We were both UK travellers embarking on farm work for our second working holiday visa. He's a simple kind of guy who is against fillers and Botox. 

I personally didn't like his black and white, negative opinion because I enjoyed my treatments and felt I should be allowed to get them done.

Andrew wasn't about to change his mind, though, so on a visit home, I snuck back to my favourite clinic for free lip filler and Botox away from his judgement. 

Profoundly, the effect this had on me was minor compared to before. It didn't give me a massive rush of joy and satisfaction like it had in the past. 

It was soon after that when I realised I was over my habit; I was over the mental reliance, the hit of endorphins and boosted self-confidence that filler once gave me. It just didn't do it for me anymore. 

While I liked the look of my fillers this time around, I didn't necessarily prefer it to my natural lips. Something within me had shifted. I guess I just thought I was good enough as I was. It's not that I stopped having have days of low self-esteem, it's just, now I made myself feel better with some self-care, eating well, exercise, putting a bit of makeup on or doing my hair. 


I didn't need to modify the fundamentals of my appearance to feel good again. 

Image: Supplied. 

When I met Andrew, we started going camping in the bush for long weekends no matter the weather, no showers in sight. This meant waking up gross and sweaty or freezing cold, dealing with greasy hair, washing with baby wipes, and wearing layers of hiking clothes 24/7. 


It was not a good look and certainly not one that matched my previous glamorous appearance. I even wore makeup during our farm work. However, I slowly stopped wearing makeup all the time and started to accept myself as pretty enough without it. 

The rewards involved more than just seeing real, raw, beautiful Australia, waking up with wallabies joining us for breakfast at the campsite, exploring local waterfalls and hiking trails, and mentally unwinding in nature. I had to adapt my idea of self to allow this new lifestyle. 

Looking a certain way became less important to my worth as a human. This now comes from some other, more permanent place within me.

It was my spoils as a beauty writer that provided me with unlimited lip filler throughout my mid-twenties: inspiring, feeding and maintaining my habit.

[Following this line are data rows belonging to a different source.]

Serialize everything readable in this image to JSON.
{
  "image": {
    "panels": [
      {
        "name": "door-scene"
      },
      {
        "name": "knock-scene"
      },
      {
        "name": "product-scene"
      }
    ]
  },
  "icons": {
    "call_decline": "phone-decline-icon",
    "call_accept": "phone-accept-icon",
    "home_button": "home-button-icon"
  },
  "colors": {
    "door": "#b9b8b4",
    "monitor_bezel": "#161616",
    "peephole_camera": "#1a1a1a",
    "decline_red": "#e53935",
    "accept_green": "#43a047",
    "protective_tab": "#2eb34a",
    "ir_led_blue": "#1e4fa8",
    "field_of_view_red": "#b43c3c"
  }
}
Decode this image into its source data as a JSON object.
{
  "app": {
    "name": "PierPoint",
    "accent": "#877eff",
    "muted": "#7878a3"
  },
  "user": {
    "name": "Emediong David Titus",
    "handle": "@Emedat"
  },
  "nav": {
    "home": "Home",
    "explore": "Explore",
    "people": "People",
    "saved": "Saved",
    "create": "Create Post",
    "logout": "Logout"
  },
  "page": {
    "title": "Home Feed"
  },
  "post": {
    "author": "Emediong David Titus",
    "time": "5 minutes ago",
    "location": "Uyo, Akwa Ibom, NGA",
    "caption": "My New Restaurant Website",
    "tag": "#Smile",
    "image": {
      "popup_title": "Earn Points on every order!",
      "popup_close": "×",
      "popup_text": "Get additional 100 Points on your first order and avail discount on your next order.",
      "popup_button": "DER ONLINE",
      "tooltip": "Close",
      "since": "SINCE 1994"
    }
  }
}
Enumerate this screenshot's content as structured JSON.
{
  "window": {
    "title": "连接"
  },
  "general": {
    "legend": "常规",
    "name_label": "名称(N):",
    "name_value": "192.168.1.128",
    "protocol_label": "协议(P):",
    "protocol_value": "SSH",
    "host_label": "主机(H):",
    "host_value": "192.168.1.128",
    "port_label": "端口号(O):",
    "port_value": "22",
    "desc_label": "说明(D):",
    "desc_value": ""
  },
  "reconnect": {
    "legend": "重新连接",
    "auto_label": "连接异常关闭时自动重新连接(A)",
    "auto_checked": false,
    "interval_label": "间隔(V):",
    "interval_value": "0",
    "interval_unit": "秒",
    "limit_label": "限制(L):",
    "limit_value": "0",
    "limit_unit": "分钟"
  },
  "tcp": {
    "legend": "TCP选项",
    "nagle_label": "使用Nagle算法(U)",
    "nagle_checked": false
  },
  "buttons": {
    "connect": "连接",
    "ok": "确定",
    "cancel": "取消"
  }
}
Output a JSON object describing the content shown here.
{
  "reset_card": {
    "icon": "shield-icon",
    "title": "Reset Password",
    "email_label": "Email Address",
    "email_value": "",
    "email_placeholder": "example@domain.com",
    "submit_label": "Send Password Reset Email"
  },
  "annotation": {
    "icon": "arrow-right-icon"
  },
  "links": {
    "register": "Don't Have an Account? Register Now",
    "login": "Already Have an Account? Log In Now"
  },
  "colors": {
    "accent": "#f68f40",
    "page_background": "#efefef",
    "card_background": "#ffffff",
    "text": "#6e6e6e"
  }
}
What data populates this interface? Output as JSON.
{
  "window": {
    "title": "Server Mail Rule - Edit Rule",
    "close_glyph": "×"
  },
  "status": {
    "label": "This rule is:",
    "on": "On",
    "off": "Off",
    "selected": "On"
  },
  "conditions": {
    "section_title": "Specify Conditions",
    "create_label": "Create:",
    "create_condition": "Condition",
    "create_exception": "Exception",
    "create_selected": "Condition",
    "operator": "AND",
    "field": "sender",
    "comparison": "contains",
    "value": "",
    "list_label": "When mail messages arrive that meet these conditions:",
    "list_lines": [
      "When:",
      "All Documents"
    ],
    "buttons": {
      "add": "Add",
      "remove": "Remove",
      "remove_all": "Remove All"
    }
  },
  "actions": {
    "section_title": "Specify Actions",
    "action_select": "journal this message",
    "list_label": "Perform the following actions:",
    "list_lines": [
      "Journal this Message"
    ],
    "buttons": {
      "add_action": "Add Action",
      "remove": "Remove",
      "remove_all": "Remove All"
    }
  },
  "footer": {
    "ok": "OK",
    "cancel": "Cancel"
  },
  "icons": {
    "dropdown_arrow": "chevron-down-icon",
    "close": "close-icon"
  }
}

In the end, it was several factors that put me off. 

I lost the stature of my heady heights as a women's lifestyle journalist - no one knew who I was in Australia. I also fell in love with a simpler kind of life, which was a catalyst for a shift in my self-esteem. 

I will always respect a woman's choice to alter her appearance. And I confess I retain a fondness for the practitioner's chair; just not the unrelenting pull of it.

Feature Image: Supplied.